=== PROVIDED MATERIAL ===
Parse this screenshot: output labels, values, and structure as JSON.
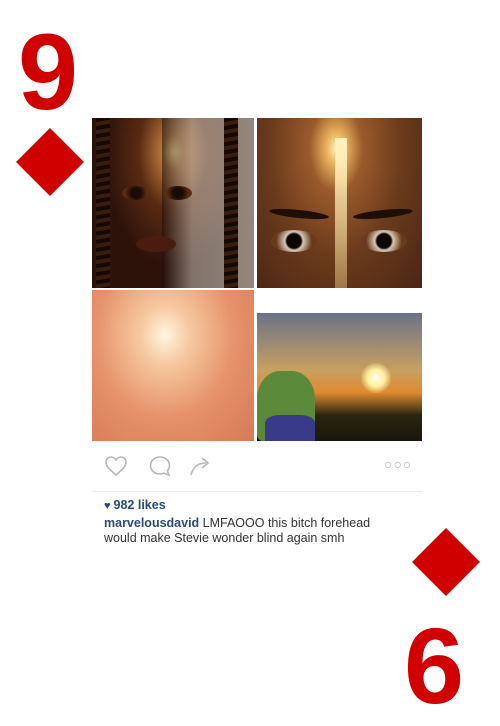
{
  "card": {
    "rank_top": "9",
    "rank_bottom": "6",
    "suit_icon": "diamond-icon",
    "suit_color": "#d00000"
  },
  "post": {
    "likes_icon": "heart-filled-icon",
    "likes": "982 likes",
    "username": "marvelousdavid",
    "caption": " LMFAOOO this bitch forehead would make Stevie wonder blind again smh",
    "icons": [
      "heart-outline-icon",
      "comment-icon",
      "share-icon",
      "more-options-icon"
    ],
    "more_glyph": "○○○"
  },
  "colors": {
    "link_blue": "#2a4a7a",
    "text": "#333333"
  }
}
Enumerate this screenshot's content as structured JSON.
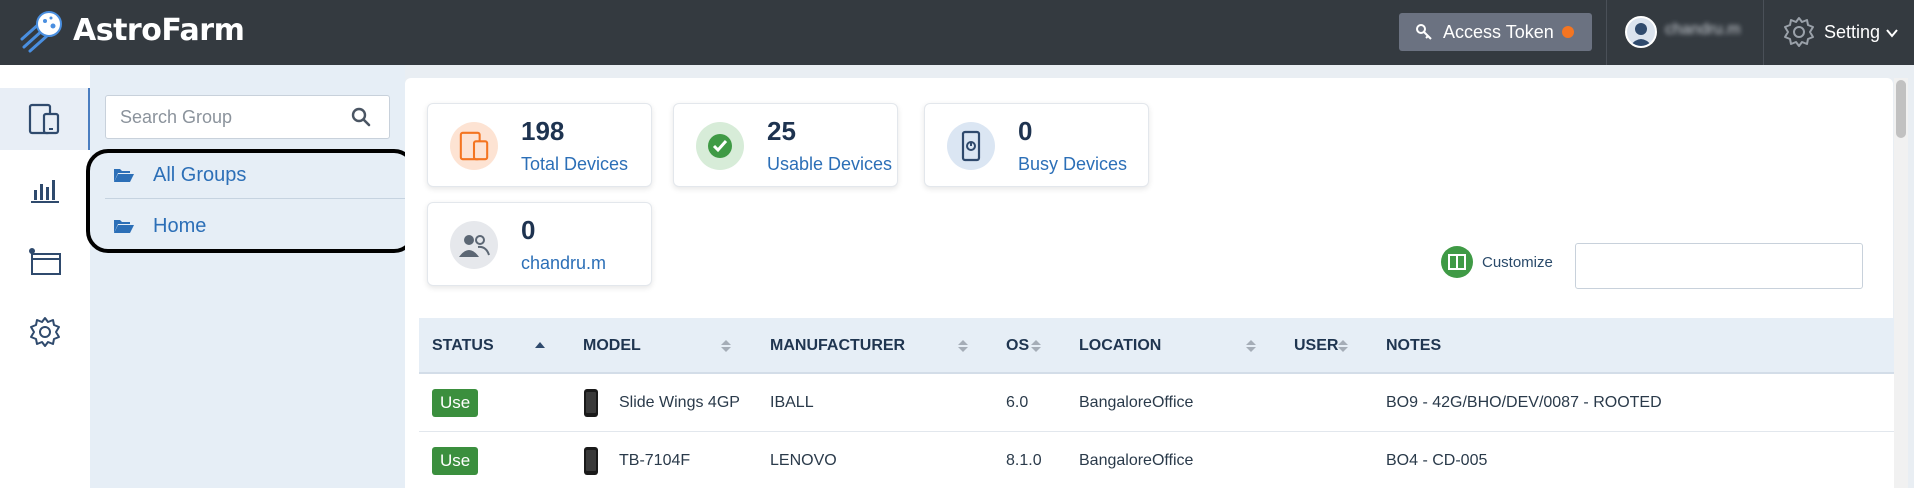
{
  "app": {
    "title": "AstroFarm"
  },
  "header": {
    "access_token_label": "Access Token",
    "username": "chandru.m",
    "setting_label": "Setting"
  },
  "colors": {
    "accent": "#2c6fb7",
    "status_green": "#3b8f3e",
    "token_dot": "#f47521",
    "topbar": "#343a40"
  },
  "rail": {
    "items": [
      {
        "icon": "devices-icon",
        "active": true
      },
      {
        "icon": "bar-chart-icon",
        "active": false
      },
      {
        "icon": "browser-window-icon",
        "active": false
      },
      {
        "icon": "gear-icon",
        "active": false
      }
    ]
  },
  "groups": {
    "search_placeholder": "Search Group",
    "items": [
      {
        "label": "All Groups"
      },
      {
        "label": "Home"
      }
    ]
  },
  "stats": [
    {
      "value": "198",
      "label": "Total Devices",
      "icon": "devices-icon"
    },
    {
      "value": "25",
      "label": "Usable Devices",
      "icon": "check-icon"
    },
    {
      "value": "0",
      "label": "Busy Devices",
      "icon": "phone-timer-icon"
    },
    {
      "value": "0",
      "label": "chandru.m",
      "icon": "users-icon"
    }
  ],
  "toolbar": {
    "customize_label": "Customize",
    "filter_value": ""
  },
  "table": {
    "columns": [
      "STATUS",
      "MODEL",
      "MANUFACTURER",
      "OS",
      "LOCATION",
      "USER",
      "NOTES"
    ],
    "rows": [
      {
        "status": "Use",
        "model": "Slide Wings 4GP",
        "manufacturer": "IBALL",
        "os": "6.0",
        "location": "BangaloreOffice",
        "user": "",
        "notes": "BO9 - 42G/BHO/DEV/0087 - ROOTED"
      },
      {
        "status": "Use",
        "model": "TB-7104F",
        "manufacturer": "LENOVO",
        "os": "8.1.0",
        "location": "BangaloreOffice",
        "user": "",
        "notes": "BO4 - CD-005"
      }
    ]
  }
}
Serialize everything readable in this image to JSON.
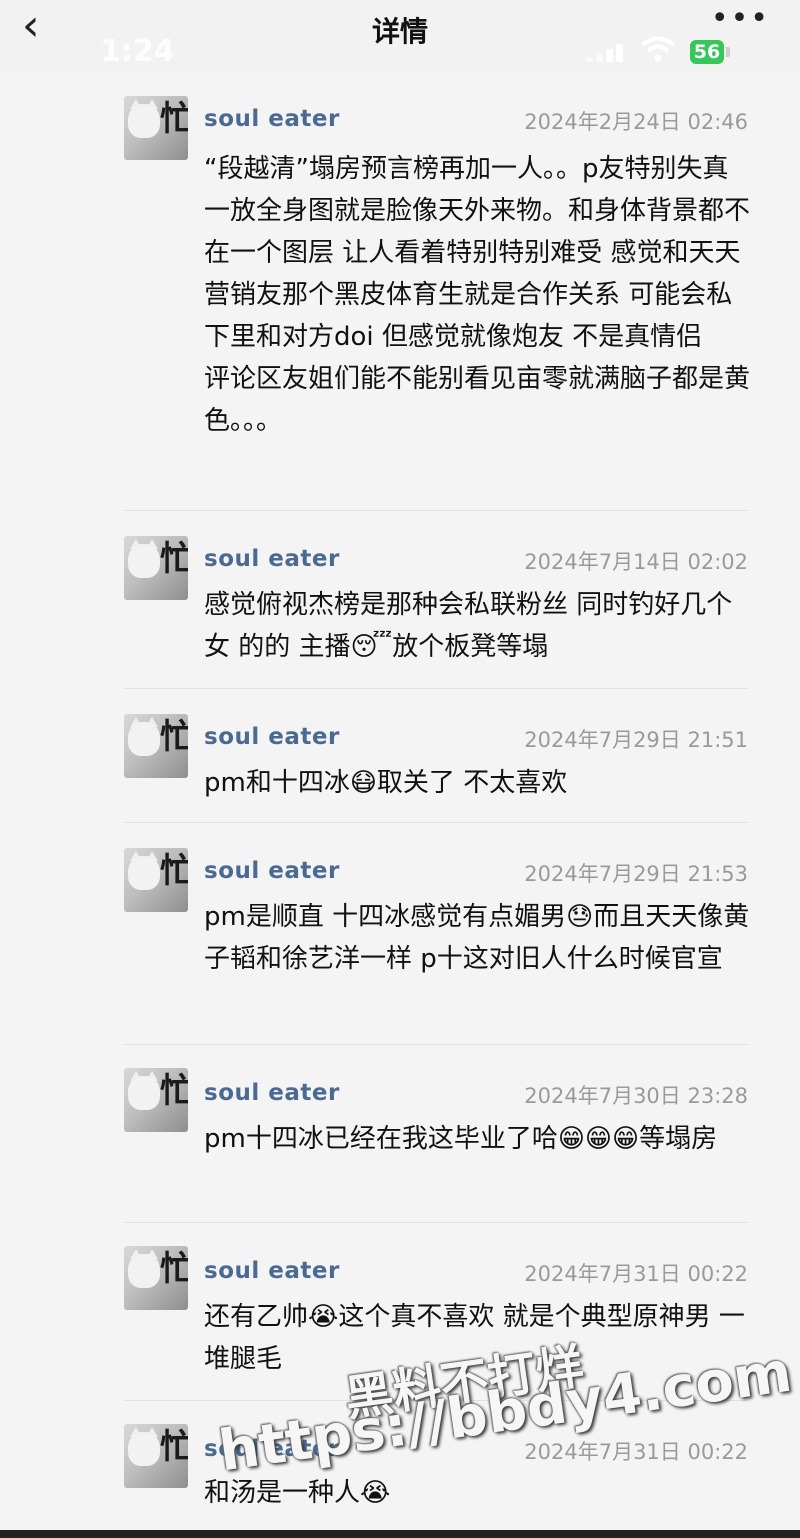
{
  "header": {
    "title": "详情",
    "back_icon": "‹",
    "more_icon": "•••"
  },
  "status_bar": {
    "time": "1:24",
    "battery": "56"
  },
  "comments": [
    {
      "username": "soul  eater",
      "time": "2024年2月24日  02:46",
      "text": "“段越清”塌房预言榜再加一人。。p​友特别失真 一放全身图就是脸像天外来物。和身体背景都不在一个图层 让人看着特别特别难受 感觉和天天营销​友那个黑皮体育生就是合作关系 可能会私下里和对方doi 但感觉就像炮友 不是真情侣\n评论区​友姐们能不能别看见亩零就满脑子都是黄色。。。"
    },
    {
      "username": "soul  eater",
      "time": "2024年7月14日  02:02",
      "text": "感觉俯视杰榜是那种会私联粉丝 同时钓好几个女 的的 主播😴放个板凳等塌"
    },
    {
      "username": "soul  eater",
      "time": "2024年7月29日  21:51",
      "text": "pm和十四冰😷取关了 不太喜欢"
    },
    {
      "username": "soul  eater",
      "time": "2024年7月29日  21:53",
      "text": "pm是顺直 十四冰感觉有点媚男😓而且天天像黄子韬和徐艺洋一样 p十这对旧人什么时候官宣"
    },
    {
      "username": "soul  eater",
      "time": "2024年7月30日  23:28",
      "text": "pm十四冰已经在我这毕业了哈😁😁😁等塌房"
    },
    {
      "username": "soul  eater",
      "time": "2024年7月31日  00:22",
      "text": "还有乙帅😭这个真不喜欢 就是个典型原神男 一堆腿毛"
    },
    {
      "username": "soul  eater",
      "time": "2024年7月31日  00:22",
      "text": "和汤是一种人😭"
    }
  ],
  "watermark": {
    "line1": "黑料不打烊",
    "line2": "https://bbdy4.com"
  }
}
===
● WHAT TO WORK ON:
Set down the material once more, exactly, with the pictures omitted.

● TASK RESPONSE:
Parse this screenshot: output labels, values, and structure as JSON.
{
  "card": {
    "rank_top": "9",
    "rank_bottom": "6",
    "suit_icon": "diamond-icon",
    "suit_color": "#d00000"
  },
  "post": {
    "likes_icon": "heart-filled-icon",
    "likes": "982 likes",
    "username": "marvelousdavid",
    "caption": " LMFAOOO this bitch forehead would make Stevie wonder blind again smh",
    "icons": [
      "heart-outline-icon",
      "comment-icon",
      "share-icon",
      "more-options-icon"
    ],
    "more_glyph": "○○○"
  },
  "colors": {
    "link_blue": "#2a4a7a",
    "text": "#333333"
  }
}
Enumerate this screenshot's content as structured JSON.
{
  "app": {
    "title": "AstroFarm"
  },
  "header": {
    "access_token_label": "Access Token",
    "username": "chandru.m",
    "setting_label": "Setting"
  },
  "colors": {
    "accent": "#2c6fb7",
    "status_green": "#3b8f3e",
    "token_dot": "#f47521",
    "topbar": "#343a40"
  },
  "rail": {
    "items": [
      {
        "icon": "devices-icon",
        "active": true
      },
      {
        "icon": "bar-chart-icon",
        "active": false
      },
      {
        "icon": "browser-window-icon",
        "active": false
      },
      {
        "icon": "gear-icon",
        "active": false
      }
    ]
  },
  "groups": {
    "search_placeholder": "Search Group",
    "items": [
      {
        "label": "All Groups"
      },
      {
        "label": "Home"
      }
    ]
  },
  "stats": [
    {
      "value": "198",
      "label": "Total Devices",
      "icon": "devices-icon"
    },
    {
      "value": "25",
      "label": "Usable Devices",
      "icon": "check-icon"
    },
    {
      "value": "0",
      "label": "Busy Devices",
      "icon": "phone-timer-icon"
    },
    {
      "value": "0",
      "label": "chandru.m",
      "icon": "users-icon"
    }
  ],
  "toolbar": {
    "customize_label": "Customize",
    "filter_value": ""
  },
  "table": {
    "columns": [
      "STATUS",
      "MODEL",
      "MANUFACTURER",
      "OS",
      "LOCATION",
      "USER",
      "NOTES"
    ],
    "rows": [
      {
        "status": "Use",
        "model": "Slide Wings 4GP",
        "manufacturer": "IBALL",
        "os": "6.0",
        "location": "BangaloreOffice",
        "user": "",
        "notes": "BO9 - 42G/BHO/DEV/0087 - ROOTED"
      },
      {
        "status": "Use",
        "model": "TB-7104F",
        "manufacturer": "LENOVO",
        "os": "8.1.0",
        "location": "BangaloreOffice",
        "user": "",
        "notes": "BO4 - CD-005"
      }
    ]
  }
}
Serialize everything readable in this image to JSON.
{
  "header": {
    "title": "详情",
    "back_icon": "‹",
    "more_icon": "•••"
  },
  "status_bar": {
    "time": "1:24",
    "battery": "56"
  },
  "comments": [
    {
      "username": "soul  eater",
      "time": "2024年2月24日  02:46",
      "text": "“段越清”塌房预言榜再加一人。。p​友特别失真 一放全身图就是脸像天外来物。和身体背景都不在一个图层 让人看着特别特别难受 感觉和天天营销​友那个黑皮体育生就是合作关系 可能会私下里和对方doi 但感觉就像炮友 不是真情侣\n评论区​友姐们能不能别看见亩零就满脑子都是黄色。。。"
    },
    {
      "username": "soul  eater",
      "time": "2024年7月14日  02:02",
      "text": "感觉俯视杰榜是那种会私联粉丝 同时钓好几个女 的的 主播😴放个板凳等塌"
    },
    {
      "username": "soul  eater",
      "time": "2024年7月29日  21:51",
      "text": "pm和十四冰😷取关了 不太喜欢"
    },
    {
      "username": "soul  eater",
      "time": "2024年7月29日  21:53",
      "text": "pm是顺直 十四冰感觉有点媚男😓而且天天像黄子韬和徐艺洋一样 p十这对旧人什么时候官宣"
    },
    {
      "username": "soul  eater",
      "time": "2024年7月30日  23:28",
      "text": "pm十四冰已经在我这毕业了哈😁😁😁等塌房"
    },
    {
      "username": "soul  eater",
      "time": "2024年7月31日  00:22",
      "text": "还有乙帅😭这个真不喜欢 就是个典型原神男 一堆腿毛"
    },
    {
      "username": "soul  eater",
      "time": "2024年7月31日  00:22",
      "text": "和汤是一种人😭"
    }
  ],
  "watermark": {
    "line1": "黑料不打烊",
    "line2": "https://bbdy4.com"
  }
}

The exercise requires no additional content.